In conjunction with the other recruited outreach noted, Mr. Peterson will conduct targeted outreach to police executives to identify outstanding candidates and encourage them to apply for the position of Chief of Police in Nashville. He will also work with Metro HR and the candidate review committee to ensure that Nashville identifies candidates with a proven track record of innovation and community engagement and a commitment to the principles set forth by President Obama’s Task Force on Twenty-First Century Policing.

In addition, Mr. Peterson will also conduct a survey of the current police department. Among the questions Mr. Peterson will ask are the following:

  1. What do you think the department does really well?
  2. What three (3) things would you change about the department if you could?
  3. Describe the kind of leader who you would like to see as your next chief.
  4. What do you think the key challenges will be for the new chief?

Timeline

Following is the timeline for the Chief of Police selection process:
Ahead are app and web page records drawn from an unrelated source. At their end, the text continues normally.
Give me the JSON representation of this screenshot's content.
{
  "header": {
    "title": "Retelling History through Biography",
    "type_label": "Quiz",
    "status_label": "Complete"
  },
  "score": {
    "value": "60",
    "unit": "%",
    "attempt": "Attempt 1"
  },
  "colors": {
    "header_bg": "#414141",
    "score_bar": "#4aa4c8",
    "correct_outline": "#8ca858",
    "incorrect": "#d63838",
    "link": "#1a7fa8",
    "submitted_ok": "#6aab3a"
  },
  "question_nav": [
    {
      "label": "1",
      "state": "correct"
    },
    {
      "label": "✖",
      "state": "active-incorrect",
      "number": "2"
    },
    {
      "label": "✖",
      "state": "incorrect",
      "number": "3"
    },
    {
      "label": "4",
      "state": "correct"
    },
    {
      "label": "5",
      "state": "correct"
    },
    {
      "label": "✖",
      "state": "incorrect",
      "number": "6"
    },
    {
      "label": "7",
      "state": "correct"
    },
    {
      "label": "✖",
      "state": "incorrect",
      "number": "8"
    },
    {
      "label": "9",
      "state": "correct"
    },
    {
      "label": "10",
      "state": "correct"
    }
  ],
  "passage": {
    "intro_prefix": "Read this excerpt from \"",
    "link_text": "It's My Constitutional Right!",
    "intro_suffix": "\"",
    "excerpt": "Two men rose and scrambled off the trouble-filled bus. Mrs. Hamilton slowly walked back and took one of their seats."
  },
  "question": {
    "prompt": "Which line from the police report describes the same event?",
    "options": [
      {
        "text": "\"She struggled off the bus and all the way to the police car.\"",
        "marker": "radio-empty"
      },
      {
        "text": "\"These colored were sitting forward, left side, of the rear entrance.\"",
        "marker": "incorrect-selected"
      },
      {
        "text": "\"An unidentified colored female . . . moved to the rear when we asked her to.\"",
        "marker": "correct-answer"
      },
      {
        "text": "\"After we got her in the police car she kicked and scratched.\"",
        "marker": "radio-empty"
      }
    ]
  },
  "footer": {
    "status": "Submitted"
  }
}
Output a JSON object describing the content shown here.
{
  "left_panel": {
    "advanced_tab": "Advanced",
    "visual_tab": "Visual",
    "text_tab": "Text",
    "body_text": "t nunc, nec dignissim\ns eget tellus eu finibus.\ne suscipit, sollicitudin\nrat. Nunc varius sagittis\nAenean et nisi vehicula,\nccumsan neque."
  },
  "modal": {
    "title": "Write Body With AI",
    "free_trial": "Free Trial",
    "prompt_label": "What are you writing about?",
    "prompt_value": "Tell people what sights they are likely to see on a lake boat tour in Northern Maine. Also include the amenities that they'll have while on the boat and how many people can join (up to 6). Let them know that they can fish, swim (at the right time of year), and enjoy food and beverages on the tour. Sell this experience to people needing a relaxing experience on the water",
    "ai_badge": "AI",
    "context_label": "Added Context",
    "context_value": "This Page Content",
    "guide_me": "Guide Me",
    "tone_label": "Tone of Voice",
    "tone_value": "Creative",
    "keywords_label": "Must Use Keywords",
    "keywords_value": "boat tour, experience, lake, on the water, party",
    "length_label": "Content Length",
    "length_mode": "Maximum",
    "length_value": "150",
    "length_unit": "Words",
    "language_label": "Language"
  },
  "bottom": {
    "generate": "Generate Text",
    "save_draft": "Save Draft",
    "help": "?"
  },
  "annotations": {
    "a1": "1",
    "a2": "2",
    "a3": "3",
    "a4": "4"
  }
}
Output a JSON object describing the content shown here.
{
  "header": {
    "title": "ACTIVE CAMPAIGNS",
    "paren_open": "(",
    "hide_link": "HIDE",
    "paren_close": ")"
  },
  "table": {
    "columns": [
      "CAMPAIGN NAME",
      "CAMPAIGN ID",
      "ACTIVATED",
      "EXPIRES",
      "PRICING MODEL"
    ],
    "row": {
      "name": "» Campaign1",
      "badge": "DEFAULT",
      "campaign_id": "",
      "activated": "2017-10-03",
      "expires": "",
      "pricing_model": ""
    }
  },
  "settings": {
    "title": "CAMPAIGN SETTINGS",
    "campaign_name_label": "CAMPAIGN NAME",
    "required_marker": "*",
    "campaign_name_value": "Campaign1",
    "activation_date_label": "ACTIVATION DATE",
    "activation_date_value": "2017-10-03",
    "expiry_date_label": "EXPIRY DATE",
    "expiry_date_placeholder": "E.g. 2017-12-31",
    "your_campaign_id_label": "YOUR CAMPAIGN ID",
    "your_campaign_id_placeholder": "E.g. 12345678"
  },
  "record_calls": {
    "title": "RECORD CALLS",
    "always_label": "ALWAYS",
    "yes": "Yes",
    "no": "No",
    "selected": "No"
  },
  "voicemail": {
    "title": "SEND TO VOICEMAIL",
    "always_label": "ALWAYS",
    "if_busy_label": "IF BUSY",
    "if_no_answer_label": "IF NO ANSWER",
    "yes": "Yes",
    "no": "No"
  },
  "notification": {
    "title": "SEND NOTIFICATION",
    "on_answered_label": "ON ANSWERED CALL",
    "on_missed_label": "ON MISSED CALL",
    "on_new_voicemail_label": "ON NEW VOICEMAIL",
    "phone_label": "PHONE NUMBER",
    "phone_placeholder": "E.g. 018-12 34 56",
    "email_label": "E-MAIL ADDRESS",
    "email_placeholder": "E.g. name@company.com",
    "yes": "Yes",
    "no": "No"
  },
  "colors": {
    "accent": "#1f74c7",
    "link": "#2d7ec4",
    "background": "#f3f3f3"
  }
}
Timeframe Activities
July 28 Mayor’s Office announces roadmap for Chief of Police selection process.
Community and neighborhood engagement begins. Consultant begins process of reaching out to potential candidates nationwide.
Early August Consultant surveys police officers on job satisfaction, priorities.
Mid-August Metro HR and the Mayor’s Office finalize job posting. The position is advertised nationally and posted for 30 days.
Mid-September Application period closes.
Late September Metro HR scores candidates and meets with review committee narrowing the field to the top finalists for interviews.
Metro begins an extensive process of background checks.
October Finalists visit Nashville to meet with interview panel and the Mayor.
Mayor announces Nashville’s new police chief.